[Records contained in a dataset]
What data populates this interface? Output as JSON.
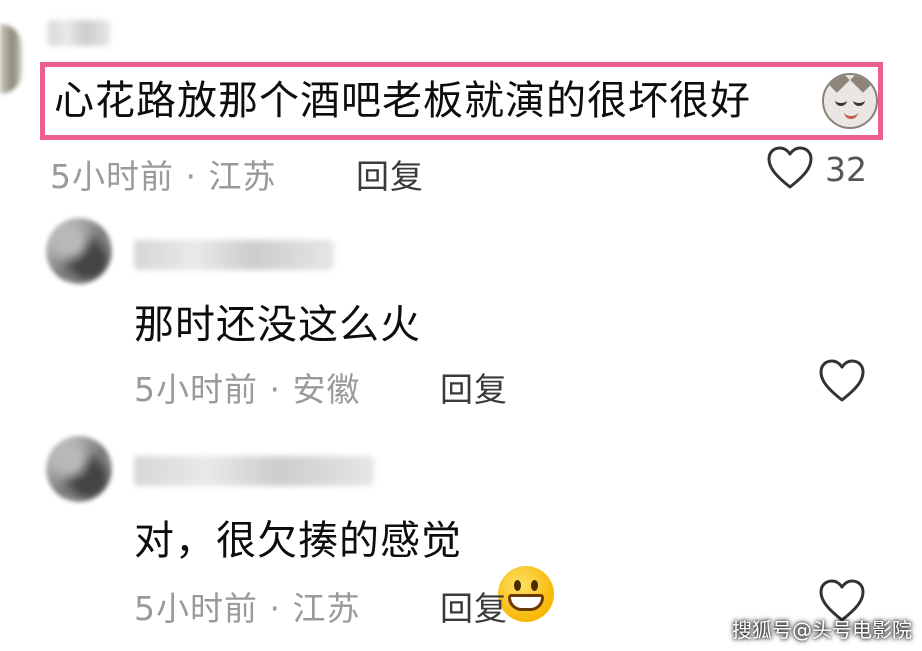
{
  "comments": [
    {
      "text": "心花路放那个酒吧老板就演的很坏很好",
      "emoji": "cat-emoji",
      "time_location": "5小时前 · 江苏",
      "reply_label": "回复",
      "like_count": "32",
      "highlighted": true,
      "highlight_color": "#ec5e8f"
    },
    {
      "text": "那时还没这么火",
      "time_location": "5小时前 · 安徽",
      "reply_label": "回复"
    },
    {
      "text": "对，很欠揍的感觉",
      "emoji": "grinning-face-emoji",
      "time_location": "5小时前 · 江苏",
      "reply_label": "回复"
    }
  ],
  "watermark": "搜狐号@头号电影院"
}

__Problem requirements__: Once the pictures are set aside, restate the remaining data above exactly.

__Result of this task__:
What data populates this interface? Output as JSON.
{
  "comments": [
    {
      "text": "心花路放那个酒吧老板就演的很坏很好",
      "emoji": "cat-emoji",
      "time_location": "5小时前 · 江苏",
      "reply_label": "回复",
      "like_count": "32",
      "highlighted": true,
      "highlight_color": "#ec5e8f"
    },
    {
      "text": "那时还没这么火",
      "time_location": "5小时前 · 安徽",
      "reply_label": "回复"
    },
    {
      "text": "对，很欠揍的感觉",
      "emoji": "grinning-face-emoji",
      "time_location": "5小时前 · 江苏",
      "reply_label": "回复"
    }
  ],
  "watermark": "搜狐号@头号电影院"
}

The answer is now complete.